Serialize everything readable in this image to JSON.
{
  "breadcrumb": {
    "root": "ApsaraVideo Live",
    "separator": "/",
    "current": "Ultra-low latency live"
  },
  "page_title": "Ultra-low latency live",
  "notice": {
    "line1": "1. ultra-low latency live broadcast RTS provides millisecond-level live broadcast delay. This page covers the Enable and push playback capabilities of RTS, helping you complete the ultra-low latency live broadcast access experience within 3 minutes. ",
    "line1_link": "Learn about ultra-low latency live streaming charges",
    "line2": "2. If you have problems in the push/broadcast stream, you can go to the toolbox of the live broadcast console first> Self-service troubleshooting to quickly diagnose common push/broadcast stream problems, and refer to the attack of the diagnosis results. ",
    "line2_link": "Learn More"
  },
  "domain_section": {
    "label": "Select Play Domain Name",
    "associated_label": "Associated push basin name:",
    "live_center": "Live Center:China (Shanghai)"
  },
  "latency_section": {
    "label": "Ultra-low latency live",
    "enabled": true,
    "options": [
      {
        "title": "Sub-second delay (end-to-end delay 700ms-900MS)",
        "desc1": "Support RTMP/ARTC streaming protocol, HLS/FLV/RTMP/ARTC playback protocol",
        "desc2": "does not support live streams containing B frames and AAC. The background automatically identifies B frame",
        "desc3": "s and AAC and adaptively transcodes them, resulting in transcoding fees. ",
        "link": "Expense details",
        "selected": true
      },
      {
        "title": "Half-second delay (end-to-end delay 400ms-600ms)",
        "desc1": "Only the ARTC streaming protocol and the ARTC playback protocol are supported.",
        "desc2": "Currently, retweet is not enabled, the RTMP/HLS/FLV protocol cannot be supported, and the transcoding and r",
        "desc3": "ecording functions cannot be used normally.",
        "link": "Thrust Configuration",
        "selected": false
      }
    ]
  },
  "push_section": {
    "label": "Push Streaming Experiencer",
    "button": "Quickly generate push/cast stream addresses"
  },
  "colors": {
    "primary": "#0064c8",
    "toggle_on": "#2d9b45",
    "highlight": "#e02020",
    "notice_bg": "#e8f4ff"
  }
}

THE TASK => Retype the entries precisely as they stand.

YOUR RESPONSE =>
Serialize everything readable in this image to JSON.
{
  "breadcrumb": {
    "root": "ApsaraVideo Live",
    "separator": "/",
    "current": "Ultra-low latency live"
  },
  "page_title": "Ultra-low latency live",
  "notice": {
    "line1": "1. ultra-low latency live broadcast RTS provides millisecond-level live broadcast delay. This page covers the Enable and push playback capabilities of RTS, helping you complete the ultra-low latency live broadcast access experience within 3 minutes. ",
    "line1_link": "Learn about ultra-low latency live streaming charges",
    "line2": "2. If you have problems in the push/broadcast stream, you can go to the toolbox of the live broadcast console first> Self-service troubleshooting to quickly diagnose common push/broadcast stream problems, and refer to the attack of the diagnosis results. ",
    "line2_link": "Learn More"
  },
  "domain_section": {
    "label": "Select Play Domain Name",
    "associated_label": "Associated push basin name:",
    "live_center": "Live Center:China (Shanghai)"
  },
  "latency_section": {
    "label": "Ultra-low latency live",
    "enabled": true,
    "options": [
      {
        "title": "Sub-second delay (end-to-end delay 700ms-900MS)",
        "desc1": "Support RTMP/ARTC streaming protocol, HLS/FLV/RTMP/ARTC playback protocol",
        "desc2": "does not support live streams containing B frames and AAC. The background automatically identifies B frame",
        "desc3": "s and AAC and adaptively transcodes them, resulting in transcoding fees. ",
        "link": "Expense details",
        "selected": true
      },
      {
        "title": "Half-second delay (end-to-end delay 400ms-600ms)",
        "desc1": "Only the ARTC streaming protocol and the ARTC playback protocol are supported.",
        "desc2": "Currently, retweet is not enabled, the RTMP/HLS/FLV protocol cannot be supported, and the transcoding and r",
        "desc3": "ecording functions cannot be used normally.",
        "link": "Thrust Configuration",
        "selected": false
      }
    ]
  },
  "push_section": {
    "label": "Push Streaming Experiencer",
    "button": "Quickly generate push/cast stream addresses"
  },
  "colors": {
    "primary": "#0064c8",
    "toggle_on": "#2d9b45",
    "highlight": "#e02020",
    "notice_bg": "#e8f4ff"
  }
}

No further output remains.